Pick out each line of the records in which the word "JSON" appears.

### EXERCISE DATA
_ _ _ _ _ _ _
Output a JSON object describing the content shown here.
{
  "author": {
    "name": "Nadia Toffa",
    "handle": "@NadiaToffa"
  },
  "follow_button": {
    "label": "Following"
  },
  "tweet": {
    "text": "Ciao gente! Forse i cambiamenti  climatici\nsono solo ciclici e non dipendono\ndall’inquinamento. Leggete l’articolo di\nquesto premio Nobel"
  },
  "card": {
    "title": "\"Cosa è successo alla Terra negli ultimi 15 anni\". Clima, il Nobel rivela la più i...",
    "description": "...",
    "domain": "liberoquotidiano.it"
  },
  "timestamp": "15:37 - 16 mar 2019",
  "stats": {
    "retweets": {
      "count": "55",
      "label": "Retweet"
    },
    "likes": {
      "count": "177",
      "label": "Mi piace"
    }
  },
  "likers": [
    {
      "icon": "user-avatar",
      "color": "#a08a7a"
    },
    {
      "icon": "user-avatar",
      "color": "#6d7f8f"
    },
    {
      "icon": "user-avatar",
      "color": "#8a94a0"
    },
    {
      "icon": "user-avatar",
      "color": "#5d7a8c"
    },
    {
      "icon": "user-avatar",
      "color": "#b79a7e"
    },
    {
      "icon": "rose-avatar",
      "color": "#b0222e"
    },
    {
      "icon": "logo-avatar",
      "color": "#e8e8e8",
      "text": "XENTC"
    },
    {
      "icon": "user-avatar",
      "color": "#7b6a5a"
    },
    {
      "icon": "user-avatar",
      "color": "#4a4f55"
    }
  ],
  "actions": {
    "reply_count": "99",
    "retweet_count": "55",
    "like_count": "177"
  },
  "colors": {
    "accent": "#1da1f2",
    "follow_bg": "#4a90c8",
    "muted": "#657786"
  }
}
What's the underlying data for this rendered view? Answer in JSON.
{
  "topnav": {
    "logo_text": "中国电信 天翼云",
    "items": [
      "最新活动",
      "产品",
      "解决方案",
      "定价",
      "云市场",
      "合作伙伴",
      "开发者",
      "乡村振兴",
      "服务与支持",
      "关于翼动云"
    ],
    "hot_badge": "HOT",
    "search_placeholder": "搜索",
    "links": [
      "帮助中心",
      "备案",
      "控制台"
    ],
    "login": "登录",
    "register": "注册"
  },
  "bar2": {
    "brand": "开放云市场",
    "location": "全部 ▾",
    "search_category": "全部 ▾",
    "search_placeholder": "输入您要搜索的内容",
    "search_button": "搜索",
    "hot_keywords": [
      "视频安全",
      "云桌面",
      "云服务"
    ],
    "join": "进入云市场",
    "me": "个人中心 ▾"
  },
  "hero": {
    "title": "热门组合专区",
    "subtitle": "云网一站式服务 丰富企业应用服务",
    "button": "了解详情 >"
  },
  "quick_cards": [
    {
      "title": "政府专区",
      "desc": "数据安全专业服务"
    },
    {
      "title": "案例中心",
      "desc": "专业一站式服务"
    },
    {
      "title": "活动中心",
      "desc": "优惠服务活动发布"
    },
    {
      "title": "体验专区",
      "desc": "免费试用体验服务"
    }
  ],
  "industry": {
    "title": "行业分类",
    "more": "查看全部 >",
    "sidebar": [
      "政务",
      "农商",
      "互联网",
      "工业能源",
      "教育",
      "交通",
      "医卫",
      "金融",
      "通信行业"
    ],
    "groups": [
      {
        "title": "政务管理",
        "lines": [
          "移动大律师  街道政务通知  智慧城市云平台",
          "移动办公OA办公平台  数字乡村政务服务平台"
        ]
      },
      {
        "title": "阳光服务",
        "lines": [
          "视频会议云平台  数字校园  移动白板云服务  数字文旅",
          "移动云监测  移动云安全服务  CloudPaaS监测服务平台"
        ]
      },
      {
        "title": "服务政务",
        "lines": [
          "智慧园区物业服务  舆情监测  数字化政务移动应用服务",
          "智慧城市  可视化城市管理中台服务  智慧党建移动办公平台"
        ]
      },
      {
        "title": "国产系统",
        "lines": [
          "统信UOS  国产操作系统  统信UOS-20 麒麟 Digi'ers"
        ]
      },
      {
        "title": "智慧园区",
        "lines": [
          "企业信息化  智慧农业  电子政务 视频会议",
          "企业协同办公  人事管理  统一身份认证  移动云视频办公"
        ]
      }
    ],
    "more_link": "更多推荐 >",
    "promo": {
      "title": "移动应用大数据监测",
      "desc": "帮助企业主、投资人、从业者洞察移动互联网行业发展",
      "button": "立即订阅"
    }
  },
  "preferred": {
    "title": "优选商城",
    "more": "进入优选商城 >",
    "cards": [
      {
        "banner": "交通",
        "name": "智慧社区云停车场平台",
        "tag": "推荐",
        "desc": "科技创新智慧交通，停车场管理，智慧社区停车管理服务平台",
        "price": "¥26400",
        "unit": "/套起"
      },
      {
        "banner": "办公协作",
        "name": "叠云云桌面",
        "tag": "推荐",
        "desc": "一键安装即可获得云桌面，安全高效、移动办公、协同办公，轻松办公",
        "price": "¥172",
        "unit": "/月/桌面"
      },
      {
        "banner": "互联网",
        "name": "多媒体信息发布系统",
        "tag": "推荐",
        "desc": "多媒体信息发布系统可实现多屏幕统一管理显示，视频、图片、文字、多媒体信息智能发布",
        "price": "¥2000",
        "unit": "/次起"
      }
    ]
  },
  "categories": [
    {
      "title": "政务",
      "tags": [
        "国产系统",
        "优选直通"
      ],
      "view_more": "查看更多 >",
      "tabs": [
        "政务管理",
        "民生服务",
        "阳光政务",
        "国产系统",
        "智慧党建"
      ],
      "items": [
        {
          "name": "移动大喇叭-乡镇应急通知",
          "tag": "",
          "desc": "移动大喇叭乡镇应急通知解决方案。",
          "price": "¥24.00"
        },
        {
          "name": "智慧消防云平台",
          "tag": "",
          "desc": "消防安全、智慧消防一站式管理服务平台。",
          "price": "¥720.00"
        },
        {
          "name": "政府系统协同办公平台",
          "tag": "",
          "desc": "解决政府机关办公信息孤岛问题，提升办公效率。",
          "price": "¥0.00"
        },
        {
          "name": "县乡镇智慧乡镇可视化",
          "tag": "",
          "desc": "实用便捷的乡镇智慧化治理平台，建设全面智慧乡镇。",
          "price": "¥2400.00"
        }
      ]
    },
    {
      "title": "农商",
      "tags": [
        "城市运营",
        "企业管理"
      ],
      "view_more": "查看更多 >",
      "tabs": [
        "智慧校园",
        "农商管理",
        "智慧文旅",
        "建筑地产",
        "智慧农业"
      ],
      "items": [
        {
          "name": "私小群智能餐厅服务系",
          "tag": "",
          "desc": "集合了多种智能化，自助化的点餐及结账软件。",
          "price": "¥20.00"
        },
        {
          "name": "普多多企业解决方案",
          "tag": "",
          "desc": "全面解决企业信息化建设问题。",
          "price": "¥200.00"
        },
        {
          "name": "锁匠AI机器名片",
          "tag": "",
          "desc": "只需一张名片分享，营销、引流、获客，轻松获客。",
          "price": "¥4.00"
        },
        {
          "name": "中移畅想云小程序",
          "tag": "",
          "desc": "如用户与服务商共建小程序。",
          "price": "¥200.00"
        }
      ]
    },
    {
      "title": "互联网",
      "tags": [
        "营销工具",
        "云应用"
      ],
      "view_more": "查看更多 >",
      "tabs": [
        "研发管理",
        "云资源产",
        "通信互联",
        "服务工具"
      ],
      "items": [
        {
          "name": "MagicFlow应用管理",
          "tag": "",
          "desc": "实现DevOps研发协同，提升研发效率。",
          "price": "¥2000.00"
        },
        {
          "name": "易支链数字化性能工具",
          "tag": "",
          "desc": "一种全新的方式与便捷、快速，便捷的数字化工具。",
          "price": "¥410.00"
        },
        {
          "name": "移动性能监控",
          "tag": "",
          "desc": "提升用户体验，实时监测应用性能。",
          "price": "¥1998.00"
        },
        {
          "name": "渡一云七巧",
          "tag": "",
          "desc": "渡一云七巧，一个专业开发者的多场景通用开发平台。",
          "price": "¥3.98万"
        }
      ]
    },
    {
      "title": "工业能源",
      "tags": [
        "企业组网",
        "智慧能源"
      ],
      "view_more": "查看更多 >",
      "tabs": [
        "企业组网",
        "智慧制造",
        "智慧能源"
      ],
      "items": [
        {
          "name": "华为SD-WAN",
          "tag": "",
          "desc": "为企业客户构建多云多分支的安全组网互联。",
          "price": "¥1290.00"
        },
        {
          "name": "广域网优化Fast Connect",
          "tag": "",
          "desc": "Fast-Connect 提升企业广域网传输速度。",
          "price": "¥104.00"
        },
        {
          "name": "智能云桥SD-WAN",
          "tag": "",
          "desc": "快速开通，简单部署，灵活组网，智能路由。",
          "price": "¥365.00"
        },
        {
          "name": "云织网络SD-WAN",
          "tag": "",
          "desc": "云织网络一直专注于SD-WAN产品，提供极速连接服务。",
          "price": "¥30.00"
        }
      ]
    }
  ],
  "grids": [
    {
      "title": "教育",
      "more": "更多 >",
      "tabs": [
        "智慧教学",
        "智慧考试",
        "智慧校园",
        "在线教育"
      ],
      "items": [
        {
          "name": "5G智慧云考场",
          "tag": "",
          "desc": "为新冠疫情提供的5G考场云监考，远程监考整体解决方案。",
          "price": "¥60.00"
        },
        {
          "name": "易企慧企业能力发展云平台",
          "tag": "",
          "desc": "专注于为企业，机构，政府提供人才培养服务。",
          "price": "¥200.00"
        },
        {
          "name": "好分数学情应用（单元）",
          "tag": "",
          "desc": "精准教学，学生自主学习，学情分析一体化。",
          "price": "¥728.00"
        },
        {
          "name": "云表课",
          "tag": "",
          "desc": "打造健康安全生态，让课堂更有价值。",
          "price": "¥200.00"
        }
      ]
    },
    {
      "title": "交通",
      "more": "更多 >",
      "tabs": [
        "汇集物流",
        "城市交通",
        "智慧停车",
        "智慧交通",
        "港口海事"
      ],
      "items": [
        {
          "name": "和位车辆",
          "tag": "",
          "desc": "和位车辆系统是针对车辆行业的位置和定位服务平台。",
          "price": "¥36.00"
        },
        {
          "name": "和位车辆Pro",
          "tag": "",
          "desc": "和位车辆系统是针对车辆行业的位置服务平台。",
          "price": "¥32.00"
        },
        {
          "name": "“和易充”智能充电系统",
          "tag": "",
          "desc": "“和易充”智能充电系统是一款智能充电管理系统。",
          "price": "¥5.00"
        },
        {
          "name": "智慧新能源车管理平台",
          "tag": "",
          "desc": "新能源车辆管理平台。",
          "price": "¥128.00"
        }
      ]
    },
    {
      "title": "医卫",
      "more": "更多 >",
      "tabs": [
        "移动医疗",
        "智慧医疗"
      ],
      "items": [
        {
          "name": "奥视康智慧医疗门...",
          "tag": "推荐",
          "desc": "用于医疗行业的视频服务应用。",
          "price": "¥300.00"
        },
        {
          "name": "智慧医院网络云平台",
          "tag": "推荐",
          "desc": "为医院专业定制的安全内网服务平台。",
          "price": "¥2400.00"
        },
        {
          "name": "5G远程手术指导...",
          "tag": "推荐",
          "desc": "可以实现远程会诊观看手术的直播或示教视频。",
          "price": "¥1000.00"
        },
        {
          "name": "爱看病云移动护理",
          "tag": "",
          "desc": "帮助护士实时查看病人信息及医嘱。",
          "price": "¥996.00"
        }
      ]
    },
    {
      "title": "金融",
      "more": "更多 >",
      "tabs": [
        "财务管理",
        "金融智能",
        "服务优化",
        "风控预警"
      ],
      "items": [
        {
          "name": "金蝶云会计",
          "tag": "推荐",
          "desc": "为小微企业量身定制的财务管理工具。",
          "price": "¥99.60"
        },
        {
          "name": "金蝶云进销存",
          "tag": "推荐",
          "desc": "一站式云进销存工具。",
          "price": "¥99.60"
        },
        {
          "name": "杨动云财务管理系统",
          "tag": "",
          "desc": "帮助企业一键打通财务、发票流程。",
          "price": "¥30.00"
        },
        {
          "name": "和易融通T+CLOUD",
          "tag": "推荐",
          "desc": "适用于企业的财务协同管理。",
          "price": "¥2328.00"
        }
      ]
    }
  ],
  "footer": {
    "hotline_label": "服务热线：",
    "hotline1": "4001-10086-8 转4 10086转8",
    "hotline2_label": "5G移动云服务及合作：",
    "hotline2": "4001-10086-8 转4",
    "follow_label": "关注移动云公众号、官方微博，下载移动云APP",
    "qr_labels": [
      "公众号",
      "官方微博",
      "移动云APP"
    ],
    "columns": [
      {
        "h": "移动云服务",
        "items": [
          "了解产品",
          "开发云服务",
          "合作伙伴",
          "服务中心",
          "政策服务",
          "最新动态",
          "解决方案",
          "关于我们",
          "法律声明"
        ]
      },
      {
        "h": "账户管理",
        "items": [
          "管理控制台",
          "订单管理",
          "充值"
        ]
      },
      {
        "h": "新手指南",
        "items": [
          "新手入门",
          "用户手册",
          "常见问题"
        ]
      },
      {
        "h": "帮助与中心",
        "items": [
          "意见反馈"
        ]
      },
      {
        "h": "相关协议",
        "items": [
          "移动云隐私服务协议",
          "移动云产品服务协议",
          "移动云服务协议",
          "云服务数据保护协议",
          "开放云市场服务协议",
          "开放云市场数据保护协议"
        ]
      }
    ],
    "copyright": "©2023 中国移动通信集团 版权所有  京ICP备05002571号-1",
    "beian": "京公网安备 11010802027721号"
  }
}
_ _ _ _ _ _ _
### EXERCISE RESULT
Output a JSON object describing the content shown here.
What's the underlying data for this rendered view? Answer in JSON.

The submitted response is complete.